EXERCISE OBJECTIVE. Go line by line through the data and copy those with the word "title".

RAW DATA.
————

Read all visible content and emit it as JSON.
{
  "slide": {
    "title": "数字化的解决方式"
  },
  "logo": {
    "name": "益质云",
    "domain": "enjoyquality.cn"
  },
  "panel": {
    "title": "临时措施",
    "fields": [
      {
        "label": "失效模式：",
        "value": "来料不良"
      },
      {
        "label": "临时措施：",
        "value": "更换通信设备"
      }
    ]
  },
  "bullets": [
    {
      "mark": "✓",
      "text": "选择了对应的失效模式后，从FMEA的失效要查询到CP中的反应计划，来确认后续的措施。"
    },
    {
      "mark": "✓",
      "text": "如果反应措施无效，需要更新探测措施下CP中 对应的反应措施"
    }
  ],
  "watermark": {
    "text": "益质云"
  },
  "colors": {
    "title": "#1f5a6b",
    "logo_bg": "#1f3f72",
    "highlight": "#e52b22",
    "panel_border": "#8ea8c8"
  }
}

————

TASK OUTPUT.
    "title": "数字化的解决方式"
    "title": "临时措施",
    "title": "#1f5a6b",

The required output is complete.